WHAT YOU SHOULD DO: From the entries that follow, copy each line containing the word "value".

INFORMATION:
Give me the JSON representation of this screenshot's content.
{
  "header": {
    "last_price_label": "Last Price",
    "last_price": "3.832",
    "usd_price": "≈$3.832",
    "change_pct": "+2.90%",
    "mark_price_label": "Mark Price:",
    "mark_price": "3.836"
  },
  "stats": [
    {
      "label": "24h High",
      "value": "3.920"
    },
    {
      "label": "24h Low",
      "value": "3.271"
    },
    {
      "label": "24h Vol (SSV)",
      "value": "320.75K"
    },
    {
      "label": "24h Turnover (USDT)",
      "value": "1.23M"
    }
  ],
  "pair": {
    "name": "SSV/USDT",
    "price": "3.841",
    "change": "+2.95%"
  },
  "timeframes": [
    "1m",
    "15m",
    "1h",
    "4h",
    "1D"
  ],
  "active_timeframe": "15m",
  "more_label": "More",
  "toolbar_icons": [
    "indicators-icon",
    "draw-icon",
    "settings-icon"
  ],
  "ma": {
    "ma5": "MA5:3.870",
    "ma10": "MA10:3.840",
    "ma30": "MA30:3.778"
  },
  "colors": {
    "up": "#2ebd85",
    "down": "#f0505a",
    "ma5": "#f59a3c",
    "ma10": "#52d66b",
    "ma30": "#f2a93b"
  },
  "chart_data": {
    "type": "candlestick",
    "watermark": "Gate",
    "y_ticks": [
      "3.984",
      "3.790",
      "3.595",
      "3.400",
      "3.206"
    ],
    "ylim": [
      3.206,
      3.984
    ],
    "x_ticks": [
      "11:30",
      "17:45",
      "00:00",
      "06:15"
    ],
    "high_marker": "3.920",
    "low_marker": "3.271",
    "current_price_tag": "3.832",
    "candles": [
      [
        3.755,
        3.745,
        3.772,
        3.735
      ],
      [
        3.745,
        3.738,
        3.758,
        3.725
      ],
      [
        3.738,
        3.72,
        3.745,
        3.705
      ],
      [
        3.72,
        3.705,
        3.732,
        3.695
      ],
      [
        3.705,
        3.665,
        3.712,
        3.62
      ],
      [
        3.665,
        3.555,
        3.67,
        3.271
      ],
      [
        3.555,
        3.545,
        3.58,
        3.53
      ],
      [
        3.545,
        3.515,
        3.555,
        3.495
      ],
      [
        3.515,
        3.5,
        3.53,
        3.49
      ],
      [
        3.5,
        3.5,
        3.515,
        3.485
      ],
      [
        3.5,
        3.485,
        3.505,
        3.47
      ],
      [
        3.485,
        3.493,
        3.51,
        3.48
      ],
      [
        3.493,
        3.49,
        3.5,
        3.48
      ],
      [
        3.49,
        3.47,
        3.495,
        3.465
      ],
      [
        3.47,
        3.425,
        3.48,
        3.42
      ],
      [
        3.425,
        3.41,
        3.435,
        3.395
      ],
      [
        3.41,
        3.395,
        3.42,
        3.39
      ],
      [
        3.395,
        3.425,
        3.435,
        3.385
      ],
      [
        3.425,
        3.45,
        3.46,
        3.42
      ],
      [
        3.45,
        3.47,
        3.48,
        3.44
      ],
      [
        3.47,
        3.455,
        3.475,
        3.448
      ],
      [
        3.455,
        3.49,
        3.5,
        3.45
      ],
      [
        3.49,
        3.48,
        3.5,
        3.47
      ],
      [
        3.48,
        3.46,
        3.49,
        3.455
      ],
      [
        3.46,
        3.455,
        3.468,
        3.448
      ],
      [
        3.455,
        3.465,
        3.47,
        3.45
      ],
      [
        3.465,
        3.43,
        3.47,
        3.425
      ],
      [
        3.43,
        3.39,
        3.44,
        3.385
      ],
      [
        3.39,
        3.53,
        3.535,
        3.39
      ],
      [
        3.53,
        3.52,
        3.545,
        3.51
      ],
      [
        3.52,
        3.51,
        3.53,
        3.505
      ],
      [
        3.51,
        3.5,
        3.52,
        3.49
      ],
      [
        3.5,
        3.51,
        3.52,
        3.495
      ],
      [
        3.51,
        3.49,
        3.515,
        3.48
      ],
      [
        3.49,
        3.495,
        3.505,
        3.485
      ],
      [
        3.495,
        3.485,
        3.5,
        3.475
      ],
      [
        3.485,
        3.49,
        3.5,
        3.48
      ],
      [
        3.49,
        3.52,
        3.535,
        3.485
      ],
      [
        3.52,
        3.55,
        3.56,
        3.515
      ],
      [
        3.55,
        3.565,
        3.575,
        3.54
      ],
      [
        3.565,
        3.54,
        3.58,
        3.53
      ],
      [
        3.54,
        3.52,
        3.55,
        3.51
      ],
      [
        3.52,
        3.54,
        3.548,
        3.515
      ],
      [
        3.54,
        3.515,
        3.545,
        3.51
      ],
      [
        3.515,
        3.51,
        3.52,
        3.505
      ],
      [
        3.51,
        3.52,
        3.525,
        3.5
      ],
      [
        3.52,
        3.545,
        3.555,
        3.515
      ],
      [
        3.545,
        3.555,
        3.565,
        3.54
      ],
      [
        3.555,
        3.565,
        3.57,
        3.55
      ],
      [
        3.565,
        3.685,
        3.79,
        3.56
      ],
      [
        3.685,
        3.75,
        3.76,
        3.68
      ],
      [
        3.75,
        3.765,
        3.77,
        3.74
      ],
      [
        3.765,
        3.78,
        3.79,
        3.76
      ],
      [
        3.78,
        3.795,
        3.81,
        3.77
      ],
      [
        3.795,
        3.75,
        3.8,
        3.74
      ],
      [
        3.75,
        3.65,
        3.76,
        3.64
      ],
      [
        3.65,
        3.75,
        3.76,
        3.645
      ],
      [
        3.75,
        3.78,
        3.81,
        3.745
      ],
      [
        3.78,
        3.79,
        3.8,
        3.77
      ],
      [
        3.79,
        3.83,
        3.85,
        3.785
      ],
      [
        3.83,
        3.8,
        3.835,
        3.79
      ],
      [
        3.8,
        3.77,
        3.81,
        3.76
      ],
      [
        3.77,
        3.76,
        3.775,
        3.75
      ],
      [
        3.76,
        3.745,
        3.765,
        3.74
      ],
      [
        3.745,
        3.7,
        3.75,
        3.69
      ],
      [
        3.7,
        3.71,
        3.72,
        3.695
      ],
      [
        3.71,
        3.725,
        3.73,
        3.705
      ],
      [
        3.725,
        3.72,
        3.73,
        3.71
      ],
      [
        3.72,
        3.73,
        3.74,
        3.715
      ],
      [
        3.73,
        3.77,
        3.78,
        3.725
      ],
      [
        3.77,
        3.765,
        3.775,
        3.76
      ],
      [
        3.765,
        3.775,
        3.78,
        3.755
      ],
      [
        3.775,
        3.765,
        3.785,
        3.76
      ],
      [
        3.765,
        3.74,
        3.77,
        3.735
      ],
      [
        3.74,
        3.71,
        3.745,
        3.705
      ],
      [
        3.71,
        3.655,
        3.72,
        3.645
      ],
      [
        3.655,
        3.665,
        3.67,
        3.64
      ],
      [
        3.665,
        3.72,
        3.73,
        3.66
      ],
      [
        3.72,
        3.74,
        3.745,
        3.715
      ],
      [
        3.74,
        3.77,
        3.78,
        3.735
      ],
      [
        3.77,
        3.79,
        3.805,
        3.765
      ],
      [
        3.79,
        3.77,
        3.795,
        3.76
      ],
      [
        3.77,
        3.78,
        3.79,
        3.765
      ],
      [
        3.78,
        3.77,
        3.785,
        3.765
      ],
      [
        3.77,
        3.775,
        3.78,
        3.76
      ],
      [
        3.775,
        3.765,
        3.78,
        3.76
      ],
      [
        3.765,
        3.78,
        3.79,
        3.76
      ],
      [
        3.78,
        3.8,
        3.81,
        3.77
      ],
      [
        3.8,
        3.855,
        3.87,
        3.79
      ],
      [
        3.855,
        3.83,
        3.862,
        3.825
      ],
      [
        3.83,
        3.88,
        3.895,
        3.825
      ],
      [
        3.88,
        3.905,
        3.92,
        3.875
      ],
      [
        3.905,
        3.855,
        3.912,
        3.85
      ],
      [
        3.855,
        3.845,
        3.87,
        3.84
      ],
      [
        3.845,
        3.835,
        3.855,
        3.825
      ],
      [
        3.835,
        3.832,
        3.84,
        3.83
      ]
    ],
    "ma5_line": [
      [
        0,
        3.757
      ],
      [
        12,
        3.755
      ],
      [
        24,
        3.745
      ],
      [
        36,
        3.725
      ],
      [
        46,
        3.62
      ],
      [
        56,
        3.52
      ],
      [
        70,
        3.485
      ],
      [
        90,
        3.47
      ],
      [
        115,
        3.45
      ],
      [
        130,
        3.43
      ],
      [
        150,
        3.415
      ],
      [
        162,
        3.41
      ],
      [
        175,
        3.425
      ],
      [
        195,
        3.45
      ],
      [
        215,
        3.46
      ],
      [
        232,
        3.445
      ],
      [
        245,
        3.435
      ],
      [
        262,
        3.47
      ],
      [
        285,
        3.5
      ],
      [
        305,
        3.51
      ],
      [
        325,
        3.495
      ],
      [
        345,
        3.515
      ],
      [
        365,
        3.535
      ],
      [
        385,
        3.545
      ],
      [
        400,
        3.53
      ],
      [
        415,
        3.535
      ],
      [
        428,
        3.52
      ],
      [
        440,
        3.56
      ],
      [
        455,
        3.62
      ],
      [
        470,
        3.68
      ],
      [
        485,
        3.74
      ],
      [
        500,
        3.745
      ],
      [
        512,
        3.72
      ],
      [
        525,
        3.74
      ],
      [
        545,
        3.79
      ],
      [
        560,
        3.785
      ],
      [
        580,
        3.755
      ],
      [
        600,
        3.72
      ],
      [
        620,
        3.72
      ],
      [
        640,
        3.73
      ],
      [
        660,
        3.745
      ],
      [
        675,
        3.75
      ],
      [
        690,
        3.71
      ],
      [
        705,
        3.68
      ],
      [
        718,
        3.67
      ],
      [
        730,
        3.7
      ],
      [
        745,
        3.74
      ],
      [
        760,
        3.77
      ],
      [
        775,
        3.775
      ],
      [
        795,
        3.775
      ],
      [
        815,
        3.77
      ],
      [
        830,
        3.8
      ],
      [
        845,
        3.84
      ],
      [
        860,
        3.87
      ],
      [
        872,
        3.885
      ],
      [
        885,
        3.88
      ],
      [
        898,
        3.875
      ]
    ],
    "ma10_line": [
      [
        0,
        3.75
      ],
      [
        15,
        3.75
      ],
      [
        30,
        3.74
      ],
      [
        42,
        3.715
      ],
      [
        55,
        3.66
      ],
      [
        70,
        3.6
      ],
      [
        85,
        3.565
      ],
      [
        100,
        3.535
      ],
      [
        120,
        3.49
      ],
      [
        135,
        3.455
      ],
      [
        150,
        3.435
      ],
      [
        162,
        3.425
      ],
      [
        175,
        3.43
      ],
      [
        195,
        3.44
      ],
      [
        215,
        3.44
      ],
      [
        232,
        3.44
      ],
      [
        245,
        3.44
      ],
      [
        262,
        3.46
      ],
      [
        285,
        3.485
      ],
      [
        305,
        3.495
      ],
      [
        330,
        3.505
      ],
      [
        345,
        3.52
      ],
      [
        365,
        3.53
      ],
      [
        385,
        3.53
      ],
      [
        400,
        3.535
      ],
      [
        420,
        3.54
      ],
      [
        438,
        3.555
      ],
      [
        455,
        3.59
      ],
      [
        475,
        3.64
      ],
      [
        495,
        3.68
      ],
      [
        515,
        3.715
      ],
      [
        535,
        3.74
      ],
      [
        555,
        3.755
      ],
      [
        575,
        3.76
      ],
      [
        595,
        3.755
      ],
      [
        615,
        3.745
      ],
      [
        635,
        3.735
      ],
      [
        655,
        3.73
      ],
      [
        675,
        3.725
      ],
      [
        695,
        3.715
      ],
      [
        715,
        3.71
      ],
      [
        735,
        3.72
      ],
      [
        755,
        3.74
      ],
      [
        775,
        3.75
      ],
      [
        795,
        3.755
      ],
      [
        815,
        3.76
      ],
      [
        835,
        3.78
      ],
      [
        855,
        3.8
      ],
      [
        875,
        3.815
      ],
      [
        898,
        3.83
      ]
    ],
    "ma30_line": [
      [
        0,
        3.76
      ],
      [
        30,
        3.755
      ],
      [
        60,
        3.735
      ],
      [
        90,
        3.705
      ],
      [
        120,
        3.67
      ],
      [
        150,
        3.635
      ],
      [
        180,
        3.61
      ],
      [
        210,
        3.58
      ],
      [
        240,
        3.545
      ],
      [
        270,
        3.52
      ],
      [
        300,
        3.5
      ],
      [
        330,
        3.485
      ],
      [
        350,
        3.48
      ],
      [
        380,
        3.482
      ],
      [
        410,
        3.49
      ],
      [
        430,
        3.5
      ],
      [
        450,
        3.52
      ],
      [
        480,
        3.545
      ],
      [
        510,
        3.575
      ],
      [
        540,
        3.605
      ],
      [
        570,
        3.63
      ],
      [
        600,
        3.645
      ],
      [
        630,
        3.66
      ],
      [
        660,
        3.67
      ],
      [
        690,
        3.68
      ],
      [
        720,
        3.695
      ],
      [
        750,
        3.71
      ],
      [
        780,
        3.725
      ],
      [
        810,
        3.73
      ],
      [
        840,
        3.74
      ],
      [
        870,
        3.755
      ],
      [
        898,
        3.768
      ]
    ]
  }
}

YOUR SOLUTION:
      "value": "3.920"
      "value": "3.271"
      "value": "320.75K"
      "value": "1.23M"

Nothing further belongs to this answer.